Tally the lines below that hold the string "Medicina", and report the tally by itself.
** Material for this task follows **
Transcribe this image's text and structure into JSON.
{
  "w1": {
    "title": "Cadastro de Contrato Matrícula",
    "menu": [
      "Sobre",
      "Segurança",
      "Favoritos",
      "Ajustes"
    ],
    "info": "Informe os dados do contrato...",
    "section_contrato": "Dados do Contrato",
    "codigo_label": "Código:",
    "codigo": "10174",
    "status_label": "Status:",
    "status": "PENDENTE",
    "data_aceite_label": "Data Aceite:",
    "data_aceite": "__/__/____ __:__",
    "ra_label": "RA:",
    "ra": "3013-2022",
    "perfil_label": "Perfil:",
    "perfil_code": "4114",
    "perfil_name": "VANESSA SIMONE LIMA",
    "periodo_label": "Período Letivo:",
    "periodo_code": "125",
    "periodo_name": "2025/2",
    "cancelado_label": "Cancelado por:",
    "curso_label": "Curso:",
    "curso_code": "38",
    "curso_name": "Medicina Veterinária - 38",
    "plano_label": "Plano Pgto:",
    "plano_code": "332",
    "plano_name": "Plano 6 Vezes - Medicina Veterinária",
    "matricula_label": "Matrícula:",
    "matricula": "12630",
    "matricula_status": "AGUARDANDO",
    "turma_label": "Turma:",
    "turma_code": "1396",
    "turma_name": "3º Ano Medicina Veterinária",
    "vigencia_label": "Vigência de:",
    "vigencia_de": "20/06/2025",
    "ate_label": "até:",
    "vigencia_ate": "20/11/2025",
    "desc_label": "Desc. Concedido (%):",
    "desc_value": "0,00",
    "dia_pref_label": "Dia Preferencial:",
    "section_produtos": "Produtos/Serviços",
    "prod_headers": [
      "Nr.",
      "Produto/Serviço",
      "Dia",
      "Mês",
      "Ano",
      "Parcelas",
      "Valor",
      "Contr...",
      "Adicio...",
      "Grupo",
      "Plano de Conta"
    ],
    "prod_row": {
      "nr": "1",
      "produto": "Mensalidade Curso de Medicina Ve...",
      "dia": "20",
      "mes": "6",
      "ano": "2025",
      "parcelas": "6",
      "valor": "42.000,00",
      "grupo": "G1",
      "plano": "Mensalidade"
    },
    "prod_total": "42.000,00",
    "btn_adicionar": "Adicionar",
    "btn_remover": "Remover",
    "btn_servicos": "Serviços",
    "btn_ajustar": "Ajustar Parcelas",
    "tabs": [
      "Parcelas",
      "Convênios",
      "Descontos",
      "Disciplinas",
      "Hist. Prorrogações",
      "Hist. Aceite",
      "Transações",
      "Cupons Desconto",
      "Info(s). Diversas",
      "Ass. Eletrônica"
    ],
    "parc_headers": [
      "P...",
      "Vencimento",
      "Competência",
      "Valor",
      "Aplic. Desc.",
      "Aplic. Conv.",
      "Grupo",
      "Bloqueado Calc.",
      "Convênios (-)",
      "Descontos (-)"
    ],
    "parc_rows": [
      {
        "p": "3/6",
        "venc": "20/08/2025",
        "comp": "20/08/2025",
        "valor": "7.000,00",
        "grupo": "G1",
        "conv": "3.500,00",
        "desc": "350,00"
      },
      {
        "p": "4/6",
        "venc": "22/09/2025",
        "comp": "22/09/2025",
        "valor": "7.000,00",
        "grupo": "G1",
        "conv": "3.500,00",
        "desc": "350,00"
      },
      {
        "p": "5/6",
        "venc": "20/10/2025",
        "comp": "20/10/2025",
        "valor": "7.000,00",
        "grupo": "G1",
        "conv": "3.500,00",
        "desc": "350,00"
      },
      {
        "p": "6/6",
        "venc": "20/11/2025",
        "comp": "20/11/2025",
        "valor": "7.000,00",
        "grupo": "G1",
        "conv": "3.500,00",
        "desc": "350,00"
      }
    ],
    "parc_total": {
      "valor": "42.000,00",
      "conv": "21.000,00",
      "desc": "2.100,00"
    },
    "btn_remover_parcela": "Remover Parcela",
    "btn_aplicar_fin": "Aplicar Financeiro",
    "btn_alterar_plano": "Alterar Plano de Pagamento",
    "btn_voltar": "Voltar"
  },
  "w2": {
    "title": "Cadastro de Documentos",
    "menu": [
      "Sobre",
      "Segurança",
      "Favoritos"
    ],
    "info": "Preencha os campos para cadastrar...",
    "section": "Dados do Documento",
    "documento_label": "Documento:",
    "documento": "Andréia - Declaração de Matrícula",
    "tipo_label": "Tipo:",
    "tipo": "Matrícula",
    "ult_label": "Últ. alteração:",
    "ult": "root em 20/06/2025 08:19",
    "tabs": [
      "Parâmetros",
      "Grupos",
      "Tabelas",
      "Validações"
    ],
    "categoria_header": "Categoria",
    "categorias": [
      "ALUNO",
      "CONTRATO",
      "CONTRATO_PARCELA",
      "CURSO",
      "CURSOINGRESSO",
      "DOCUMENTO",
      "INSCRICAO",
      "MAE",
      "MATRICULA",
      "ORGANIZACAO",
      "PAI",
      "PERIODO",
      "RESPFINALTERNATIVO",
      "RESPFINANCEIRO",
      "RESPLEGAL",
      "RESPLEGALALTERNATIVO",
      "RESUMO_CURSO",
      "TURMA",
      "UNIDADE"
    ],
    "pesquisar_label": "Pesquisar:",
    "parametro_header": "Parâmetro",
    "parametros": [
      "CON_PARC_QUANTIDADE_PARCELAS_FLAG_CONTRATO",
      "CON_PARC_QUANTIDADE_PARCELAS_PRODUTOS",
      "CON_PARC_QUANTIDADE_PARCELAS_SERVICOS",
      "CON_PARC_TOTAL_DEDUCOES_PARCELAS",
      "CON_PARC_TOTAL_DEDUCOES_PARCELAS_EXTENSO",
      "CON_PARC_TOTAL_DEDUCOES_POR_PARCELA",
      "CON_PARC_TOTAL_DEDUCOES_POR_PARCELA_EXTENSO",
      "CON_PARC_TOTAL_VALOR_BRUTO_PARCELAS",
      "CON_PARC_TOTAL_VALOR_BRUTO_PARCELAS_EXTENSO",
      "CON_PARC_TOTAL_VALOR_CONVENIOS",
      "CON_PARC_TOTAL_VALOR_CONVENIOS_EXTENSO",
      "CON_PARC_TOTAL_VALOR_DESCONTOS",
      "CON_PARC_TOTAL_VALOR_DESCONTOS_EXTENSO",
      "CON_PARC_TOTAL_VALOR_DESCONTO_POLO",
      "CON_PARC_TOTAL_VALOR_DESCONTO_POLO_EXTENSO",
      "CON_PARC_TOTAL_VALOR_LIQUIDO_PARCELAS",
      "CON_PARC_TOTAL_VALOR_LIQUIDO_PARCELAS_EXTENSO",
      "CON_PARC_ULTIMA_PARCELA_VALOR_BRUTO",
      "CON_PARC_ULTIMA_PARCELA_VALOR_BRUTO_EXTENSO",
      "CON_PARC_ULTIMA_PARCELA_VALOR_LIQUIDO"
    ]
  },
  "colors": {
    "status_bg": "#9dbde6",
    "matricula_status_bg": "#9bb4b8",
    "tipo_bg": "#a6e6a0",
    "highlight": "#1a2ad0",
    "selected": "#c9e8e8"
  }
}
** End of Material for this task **
> **Solution for this problem**: 4